Information provided:
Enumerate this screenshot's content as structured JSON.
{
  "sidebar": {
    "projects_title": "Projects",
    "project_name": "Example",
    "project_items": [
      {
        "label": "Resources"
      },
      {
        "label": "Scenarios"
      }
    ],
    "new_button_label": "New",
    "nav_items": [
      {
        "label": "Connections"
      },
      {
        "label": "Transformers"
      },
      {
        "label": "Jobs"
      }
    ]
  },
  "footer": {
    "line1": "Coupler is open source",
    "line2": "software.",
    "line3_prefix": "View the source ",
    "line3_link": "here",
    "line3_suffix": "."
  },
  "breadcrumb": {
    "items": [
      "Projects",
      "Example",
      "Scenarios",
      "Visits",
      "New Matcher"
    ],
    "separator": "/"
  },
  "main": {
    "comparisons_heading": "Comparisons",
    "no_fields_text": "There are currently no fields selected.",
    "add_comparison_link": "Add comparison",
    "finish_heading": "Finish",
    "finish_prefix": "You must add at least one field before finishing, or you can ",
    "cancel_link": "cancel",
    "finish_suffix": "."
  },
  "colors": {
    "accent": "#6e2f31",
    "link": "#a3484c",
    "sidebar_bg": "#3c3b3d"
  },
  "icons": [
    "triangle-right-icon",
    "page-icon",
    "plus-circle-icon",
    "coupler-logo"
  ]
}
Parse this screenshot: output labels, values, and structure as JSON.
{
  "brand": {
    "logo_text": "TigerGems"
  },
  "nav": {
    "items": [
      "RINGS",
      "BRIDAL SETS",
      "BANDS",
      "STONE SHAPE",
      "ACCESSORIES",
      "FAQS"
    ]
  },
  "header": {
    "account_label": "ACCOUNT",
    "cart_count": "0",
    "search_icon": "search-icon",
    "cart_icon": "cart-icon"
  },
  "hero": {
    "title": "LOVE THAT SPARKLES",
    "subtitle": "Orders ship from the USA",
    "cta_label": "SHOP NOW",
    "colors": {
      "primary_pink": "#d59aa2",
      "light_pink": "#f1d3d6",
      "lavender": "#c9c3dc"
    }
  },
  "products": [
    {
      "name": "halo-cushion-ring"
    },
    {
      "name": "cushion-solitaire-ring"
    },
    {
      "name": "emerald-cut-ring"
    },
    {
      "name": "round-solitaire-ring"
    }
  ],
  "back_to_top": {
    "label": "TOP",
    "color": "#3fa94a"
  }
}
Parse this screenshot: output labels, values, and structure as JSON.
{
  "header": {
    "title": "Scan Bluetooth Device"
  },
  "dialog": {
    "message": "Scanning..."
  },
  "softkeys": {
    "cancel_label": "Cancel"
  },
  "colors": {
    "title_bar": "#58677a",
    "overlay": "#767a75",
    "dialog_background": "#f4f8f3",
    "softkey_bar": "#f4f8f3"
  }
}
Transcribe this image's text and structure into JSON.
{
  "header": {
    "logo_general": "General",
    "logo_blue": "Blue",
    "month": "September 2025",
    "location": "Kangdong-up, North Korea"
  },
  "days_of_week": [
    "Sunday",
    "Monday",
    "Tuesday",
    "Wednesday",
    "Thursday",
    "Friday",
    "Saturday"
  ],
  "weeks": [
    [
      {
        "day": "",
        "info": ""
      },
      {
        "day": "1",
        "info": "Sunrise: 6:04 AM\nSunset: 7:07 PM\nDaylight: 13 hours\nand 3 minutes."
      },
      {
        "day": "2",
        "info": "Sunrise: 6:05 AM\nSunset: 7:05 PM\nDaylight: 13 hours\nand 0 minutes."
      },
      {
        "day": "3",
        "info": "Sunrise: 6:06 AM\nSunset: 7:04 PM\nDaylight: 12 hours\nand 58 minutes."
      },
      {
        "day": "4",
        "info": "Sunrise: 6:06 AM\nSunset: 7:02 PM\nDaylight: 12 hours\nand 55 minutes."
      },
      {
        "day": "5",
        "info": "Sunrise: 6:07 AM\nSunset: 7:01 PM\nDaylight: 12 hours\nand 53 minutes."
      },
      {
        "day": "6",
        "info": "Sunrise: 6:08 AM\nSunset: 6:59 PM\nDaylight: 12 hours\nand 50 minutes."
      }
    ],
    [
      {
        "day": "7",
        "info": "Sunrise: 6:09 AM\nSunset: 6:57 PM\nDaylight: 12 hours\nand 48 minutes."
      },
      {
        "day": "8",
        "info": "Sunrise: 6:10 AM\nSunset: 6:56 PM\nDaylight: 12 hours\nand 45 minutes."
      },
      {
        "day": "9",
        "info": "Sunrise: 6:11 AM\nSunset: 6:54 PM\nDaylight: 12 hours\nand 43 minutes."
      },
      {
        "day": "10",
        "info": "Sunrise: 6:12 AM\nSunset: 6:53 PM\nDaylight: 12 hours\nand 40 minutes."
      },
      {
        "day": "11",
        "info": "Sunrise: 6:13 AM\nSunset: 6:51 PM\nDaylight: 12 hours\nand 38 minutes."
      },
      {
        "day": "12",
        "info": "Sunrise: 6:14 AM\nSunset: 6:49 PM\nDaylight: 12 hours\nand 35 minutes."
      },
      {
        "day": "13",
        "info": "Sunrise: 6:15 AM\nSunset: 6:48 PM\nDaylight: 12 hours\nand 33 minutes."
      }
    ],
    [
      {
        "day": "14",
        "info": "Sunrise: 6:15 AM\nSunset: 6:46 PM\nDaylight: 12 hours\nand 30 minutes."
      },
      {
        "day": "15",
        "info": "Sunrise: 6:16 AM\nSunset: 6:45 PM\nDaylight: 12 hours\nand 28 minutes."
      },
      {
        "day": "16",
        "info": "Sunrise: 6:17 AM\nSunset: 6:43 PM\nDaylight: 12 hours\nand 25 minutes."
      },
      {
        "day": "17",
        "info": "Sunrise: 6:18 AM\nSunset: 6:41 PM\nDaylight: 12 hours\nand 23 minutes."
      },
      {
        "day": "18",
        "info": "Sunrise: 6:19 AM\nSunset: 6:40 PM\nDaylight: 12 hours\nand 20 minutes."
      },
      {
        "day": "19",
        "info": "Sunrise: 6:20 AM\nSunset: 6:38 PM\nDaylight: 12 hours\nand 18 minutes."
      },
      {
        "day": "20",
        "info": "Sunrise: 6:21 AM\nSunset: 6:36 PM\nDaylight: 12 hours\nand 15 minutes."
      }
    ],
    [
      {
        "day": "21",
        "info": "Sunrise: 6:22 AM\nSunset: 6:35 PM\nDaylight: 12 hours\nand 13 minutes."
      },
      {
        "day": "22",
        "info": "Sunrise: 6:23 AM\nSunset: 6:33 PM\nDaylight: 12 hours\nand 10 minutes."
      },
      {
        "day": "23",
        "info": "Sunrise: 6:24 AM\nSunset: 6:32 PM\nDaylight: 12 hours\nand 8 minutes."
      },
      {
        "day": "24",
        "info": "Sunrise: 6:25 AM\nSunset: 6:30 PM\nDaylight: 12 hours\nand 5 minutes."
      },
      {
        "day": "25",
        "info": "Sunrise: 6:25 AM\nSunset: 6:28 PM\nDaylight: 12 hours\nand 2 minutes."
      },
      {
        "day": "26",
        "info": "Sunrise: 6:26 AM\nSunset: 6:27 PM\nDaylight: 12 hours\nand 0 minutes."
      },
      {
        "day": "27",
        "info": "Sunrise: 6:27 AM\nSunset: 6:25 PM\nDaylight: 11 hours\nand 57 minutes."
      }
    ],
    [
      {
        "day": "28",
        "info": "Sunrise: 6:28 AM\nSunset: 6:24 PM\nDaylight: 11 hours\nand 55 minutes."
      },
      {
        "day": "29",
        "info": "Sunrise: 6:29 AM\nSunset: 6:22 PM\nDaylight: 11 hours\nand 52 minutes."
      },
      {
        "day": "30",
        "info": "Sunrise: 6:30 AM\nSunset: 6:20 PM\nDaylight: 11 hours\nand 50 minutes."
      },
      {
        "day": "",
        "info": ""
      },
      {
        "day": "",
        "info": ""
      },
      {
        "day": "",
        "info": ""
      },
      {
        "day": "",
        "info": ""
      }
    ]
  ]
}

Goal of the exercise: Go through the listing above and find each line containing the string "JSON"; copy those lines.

Exercise solution:
Enumerate this screenshot's content as structured JSON.
Parse this screenshot: output labels, values, and structure as JSON.
Parse this screenshot: output labels, values, and structure as JSON.
Transcribe this image's text and structure into JSON.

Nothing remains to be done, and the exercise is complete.